:: ENTRIES SHOWN ::
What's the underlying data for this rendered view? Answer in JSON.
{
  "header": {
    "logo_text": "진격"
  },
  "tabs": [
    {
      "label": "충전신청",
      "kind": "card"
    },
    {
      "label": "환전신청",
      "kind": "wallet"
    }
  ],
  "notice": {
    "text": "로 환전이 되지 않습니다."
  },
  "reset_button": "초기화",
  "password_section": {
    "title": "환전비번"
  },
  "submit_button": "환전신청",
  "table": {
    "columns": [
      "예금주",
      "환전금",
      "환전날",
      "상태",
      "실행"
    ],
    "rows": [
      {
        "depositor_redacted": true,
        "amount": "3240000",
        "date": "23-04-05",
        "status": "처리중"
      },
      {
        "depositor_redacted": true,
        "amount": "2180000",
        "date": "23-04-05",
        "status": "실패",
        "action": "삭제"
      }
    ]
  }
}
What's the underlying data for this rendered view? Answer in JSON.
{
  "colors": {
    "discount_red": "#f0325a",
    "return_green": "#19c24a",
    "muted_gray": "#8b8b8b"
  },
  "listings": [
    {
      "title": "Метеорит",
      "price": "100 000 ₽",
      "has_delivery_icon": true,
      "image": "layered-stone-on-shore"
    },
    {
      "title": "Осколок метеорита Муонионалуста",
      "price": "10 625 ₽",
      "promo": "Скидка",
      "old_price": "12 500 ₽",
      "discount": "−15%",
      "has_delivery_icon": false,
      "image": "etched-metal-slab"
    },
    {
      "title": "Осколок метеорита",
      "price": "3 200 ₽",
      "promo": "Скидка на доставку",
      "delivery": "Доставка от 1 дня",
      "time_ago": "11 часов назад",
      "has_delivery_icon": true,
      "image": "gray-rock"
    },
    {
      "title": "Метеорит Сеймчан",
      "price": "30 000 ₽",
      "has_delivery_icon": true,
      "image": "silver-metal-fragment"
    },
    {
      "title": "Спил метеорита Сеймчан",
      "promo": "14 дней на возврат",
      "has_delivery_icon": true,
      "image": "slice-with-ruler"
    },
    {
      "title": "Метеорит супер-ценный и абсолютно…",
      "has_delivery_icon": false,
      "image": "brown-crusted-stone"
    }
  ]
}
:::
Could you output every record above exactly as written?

ANSWER AREA:
What's the underlying data for this rendered view? Answer in JSON.
{
  "header": {
    "logo_text": "진격"
  },
  "tabs": [
    {
      "label": "충전신청",
      "kind": "card"
    },
    {
      "label": "환전신청",
      "kind": "wallet"
    }
  ],
  "notice": {
    "text": "로 환전이 되지 않습니다."
  },
  "reset_button": "초기화",
  "password_section": {
    "title": "환전비번"
  },
  "submit_button": "환전신청",
  "table": {
    "columns": [
      "예금주",
      "환전금",
      "환전날",
      "상태",
      "실행"
    ],
    "rows": [
      {
        "depositor_redacted": true,
        "amount": "3240000",
        "date": "23-04-05",
        "status": "처리중"
      },
      {
        "depositor_redacted": true,
        "amount": "2180000",
        "date": "23-04-05",
        "status": "실패",
        "action": "삭제"
      }
    ]
  }
}
What's the underlying data for this rendered view? Answer in JSON.
{
  "colors": {
    "discount_red": "#f0325a",
    "return_green": "#19c24a",
    "muted_gray": "#8b8b8b"
  },
  "listings": [
    {
      "title": "Метеорит",
      "price": "100 000 ₽",
      "has_delivery_icon": true,
      "image": "layered-stone-on-shore"
    },
    {
      "title": "Осколок метеорита Муонионалуста",
      "price": "10 625 ₽",
      "promo": "Скидка",
      "old_price": "12 500 ₽",
      "discount": "−15%",
      "has_delivery_icon": false,
      "image": "etched-metal-slab"
    },
    {
      "title": "Осколок метеорита",
      "price": "3 200 ₽",
      "promo": "Скидка на доставку",
      "delivery": "Доставка от 1 дня",
      "time_ago": "11 часов назад",
      "has_delivery_icon": true,
      "image": "gray-rock"
    },
    {
      "title": "Метеорит Сеймчан",
      "price": "30 000 ₽",
      "has_delivery_icon": true,
      "image": "silver-metal-fragment"
    },
    {
      "title": "Спил метеорита Сеймчан",
      "promo": "14 дней на возврат",
      "has_delivery_icon": true,
      "image": "slice-with-ruler"
    },
    {
      "title": "Метеорит супер-ценный и абсолютно…",
      "has_delivery_icon": false,
      "image": "brown-crusted-stone"
    }
  ]
}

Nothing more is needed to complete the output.